__AVAILABLE DATA__
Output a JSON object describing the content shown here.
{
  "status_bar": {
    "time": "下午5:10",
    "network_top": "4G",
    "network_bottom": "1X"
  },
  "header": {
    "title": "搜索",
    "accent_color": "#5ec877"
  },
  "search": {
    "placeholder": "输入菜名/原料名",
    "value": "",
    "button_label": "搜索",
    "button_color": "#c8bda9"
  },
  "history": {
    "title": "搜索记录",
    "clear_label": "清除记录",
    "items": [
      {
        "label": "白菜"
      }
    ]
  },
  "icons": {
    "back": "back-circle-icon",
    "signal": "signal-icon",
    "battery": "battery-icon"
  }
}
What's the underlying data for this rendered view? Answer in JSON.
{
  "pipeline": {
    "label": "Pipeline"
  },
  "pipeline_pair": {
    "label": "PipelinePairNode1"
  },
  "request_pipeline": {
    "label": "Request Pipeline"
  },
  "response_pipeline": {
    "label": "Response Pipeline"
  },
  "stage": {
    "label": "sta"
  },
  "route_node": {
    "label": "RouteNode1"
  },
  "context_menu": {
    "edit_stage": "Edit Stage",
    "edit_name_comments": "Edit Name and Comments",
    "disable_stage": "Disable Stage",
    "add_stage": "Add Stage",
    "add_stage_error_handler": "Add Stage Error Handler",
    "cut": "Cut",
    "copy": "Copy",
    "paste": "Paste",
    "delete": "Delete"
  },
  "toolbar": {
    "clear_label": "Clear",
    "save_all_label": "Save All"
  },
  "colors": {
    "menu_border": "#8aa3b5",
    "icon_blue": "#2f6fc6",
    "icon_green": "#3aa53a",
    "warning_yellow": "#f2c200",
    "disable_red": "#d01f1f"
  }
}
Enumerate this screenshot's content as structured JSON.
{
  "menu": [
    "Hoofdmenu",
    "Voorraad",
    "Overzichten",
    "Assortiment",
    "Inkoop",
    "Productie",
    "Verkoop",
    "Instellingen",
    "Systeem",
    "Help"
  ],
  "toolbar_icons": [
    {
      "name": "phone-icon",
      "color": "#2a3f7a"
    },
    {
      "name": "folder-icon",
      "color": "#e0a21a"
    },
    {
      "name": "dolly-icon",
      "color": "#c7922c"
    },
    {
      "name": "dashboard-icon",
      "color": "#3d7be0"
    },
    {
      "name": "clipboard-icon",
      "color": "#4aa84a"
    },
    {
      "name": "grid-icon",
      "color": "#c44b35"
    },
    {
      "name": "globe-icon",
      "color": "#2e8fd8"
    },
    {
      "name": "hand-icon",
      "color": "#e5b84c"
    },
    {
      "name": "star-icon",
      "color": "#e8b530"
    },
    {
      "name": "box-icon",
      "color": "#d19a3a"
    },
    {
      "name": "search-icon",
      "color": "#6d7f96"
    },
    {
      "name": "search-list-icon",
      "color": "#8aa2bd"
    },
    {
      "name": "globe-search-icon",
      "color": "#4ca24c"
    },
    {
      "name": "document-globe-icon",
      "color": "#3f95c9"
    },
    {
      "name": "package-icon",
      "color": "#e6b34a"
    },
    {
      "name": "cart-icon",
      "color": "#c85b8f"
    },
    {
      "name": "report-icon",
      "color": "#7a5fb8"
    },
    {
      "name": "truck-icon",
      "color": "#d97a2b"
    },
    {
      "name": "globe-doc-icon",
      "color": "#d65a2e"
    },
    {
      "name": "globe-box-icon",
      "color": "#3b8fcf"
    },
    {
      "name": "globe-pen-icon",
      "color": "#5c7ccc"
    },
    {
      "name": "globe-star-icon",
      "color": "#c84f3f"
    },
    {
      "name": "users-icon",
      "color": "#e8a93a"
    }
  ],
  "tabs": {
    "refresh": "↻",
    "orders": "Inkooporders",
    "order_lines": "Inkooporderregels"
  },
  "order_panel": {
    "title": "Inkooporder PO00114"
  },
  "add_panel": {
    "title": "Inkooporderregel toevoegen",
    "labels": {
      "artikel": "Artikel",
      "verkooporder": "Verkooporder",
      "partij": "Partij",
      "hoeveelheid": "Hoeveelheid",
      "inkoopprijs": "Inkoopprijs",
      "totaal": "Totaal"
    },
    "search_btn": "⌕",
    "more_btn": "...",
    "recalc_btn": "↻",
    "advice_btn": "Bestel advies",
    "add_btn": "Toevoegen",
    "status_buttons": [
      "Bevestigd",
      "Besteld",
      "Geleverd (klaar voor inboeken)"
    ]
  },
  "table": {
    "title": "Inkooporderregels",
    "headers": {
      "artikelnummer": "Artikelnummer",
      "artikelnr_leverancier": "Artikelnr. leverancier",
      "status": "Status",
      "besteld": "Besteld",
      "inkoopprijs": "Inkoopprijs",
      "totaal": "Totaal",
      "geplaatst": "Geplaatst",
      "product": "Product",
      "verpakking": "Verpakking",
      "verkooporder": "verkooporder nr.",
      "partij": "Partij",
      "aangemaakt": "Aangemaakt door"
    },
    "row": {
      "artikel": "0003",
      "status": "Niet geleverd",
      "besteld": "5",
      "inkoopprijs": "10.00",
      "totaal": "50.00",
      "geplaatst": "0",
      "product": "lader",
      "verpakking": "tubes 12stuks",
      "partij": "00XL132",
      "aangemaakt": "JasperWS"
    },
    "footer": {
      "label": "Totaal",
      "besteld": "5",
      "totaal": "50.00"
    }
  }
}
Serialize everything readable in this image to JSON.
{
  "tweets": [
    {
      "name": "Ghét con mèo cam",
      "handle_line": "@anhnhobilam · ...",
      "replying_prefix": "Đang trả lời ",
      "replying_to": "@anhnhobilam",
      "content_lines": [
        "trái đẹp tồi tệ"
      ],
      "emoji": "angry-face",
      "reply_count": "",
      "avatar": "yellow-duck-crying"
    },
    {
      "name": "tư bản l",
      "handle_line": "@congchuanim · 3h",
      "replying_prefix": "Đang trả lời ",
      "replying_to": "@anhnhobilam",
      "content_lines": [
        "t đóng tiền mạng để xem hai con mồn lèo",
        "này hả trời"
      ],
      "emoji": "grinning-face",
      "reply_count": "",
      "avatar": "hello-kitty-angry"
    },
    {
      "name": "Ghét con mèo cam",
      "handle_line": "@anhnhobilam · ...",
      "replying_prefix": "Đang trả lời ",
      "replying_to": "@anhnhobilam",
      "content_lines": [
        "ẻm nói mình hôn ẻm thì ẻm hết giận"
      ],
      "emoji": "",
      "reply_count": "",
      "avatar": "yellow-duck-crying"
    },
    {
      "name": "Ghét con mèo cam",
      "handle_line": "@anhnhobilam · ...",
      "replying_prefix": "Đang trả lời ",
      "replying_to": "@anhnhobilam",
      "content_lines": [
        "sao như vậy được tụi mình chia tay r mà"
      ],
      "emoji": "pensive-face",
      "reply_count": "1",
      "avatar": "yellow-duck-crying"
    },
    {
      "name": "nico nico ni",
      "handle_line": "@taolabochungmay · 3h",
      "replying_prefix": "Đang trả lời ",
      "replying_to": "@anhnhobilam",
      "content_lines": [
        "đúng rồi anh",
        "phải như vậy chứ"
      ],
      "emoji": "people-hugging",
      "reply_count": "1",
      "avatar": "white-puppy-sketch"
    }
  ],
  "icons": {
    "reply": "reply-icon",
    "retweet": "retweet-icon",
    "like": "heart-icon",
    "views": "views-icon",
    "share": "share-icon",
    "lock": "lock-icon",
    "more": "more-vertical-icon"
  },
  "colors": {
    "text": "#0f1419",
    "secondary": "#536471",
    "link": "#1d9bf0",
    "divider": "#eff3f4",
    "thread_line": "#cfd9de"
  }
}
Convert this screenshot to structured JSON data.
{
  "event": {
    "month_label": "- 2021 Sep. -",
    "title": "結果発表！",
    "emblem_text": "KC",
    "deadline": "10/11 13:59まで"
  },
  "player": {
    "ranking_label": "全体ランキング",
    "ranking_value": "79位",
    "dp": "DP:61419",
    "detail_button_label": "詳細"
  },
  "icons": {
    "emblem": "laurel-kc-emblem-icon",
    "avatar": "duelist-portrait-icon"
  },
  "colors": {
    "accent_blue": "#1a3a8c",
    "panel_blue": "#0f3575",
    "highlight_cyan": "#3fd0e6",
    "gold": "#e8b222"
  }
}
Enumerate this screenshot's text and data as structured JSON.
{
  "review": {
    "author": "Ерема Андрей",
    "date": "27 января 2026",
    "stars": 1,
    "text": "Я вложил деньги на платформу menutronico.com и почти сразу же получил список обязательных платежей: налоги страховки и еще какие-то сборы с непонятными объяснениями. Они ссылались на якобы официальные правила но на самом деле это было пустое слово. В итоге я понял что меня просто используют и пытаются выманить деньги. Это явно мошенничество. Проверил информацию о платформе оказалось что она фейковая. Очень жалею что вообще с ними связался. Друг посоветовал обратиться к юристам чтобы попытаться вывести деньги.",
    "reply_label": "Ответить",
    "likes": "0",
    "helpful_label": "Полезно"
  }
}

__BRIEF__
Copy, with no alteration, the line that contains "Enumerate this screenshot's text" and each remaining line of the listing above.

__RESPONSE AREA__
Enumerate this screenshot's text and data as structured JSON.
{
  "review": {
    "author": "Ерема Андрей",
    "date": "27 января 2026",
    "stars": 1,
    "text": "Я вложил деньги на платформу menutronico.com и почти сразу же получил список обязательных платежей: налоги страховки и еще какие-то сборы с непонятными объяснениями. Они ссылались на якобы официальные правила но на самом деле это было пустое слово. В итоге я понял что меня просто используют и пытаются выманить деньги. Это явно мошенничество. Проверил информацию о платформе оказалось что она фейковая. Очень жалею что вообще с ними связался. Друг посоветовал обратиться к юристам чтобы попытаться вывести деньги.",
    "reply_label": "Ответить",
    "likes": "0",
    "helpful_label": "Полезно"
  }
}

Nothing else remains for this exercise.